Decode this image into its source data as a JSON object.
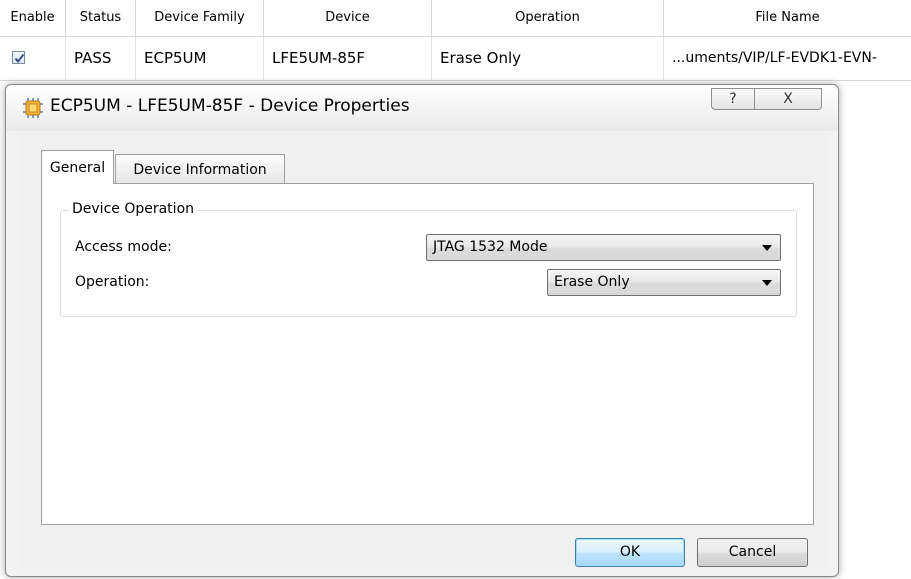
{
  "table": {
    "headers": {
      "enable": "Enable",
      "status": "Status",
      "device_family": "Device Family",
      "device": "Device",
      "operation": "Operation",
      "file_name": "File Name"
    },
    "row": {
      "enabled": true,
      "status": "PASS",
      "device_family": "ECP5UM",
      "device": "LFE5UM-85F",
      "operation": "Erase Only",
      "file_name": "...uments/VIP/LF-EVDK1-EVN-"
    }
  },
  "dialog": {
    "title": "ECP5UM - LFE5UM-85F - Device Properties",
    "help_glyph": "?",
    "close_glyph": "X",
    "tabs": [
      "General",
      "Device Information"
    ],
    "active_tab": "General",
    "group_title": "Device Operation",
    "access_mode_label": "Access mode:",
    "access_mode_value": "JTAG 1532 Mode",
    "operation_label": "Operation:",
    "operation_value": "Erase Only",
    "ok_label": "OK",
    "cancel_label": "Cancel"
  },
  "colors": {
    "ok_button_border": "#3c7fb1",
    "dialog_background": "#f0f0f0"
  },
  "icons": {
    "app": "device-chip-icon",
    "checkbox": "checkmark-icon",
    "dropdown": "chevron-down-icon"
  }
}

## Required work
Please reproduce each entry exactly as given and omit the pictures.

## Solution for this exercise
Decode this image into its source data as a JSON object.
{
  "table": {
    "headers": {
      "enable": "Enable",
      "status": "Status",
      "device_family": "Device Family",
      "device": "Device",
      "operation": "Operation",
      "file_name": "File Name"
    },
    "row": {
      "enabled": true,
      "status": "PASS",
      "device_family": "ECP5UM",
      "device": "LFE5UM-85F",
      "operation": "Erase Only",
      "file_name": "...uments/VIP/LF-EVDK1-EVN-"
    }
  },
  "dialog": {
    "title": "ECP5UM - LFE5UM-85F - Device Properties",
    "help_glyph": "?",
    "close_glyph": "X",
    "tabs": [
      "General",
      "Device Information"
    ],
    "active_tab": "General",
    "group_title": "Device Operation",
    "access_mode_label": "Access mode:",
    "access_mode_value": "JTAG 1532 Mode",
    "operation_label": "Operation:",
    "operation_value": "Erase Only",
    "ok_label": "OK",
    "cancel_label": "Cancel"
  },
  "colors": {
    "ok_button_border": "#3c7fb1",
    "dialog_background": "#f0f0f0"
  },
  "icons": {
    "app": "device-chip-icon",
    "checkbox": "checkmark-icon",
    "dropdown": "chevron-down-icon"
  }
}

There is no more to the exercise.